**TASK INSTRUCTIONS**
Your answer must consist of every line from the data below that includes the word "image".

**DATA SHOWN**
*** Block opens ***

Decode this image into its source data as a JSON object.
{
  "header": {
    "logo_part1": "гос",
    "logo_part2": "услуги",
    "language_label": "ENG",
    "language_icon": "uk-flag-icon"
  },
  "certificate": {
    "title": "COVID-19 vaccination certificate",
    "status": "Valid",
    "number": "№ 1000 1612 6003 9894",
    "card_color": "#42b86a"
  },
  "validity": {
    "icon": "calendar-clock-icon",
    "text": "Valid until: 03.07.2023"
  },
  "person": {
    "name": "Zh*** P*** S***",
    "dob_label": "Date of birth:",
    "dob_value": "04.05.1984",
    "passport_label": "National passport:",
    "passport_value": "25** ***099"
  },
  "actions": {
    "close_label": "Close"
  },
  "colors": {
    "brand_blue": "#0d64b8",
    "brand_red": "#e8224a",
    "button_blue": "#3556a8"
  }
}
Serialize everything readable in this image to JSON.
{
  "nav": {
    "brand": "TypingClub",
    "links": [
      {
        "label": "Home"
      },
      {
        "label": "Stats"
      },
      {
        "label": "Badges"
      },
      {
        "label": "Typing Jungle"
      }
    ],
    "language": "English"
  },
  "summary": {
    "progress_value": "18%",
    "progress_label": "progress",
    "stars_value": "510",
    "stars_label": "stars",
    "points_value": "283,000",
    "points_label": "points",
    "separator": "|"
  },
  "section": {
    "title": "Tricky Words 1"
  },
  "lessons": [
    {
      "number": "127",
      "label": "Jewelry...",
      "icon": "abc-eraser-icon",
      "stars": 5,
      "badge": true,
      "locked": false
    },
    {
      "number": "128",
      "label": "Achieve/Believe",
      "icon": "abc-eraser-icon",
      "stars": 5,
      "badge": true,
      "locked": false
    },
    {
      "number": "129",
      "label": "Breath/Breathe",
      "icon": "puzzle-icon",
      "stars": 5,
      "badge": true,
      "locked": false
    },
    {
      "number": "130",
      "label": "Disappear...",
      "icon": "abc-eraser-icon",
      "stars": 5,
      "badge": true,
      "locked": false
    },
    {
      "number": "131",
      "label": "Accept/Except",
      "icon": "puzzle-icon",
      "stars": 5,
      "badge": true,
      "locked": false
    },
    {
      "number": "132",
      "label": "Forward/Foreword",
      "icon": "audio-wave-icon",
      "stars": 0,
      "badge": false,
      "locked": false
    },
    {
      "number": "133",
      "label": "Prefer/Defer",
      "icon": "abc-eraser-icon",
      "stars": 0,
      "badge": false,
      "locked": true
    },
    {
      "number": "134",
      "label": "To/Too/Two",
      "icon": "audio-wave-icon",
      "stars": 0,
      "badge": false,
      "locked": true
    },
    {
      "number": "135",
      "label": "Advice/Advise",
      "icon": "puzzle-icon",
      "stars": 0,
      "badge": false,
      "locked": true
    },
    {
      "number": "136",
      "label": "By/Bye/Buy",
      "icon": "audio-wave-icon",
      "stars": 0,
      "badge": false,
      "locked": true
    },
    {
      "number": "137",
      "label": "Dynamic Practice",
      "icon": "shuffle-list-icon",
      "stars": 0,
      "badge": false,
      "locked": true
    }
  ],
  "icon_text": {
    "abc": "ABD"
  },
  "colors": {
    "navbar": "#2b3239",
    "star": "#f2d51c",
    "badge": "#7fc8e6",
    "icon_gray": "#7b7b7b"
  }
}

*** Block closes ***

**RESPONSE AREA**
Decode this image into its source data as a JSON object.
Serialize everything readable in this image to JSON.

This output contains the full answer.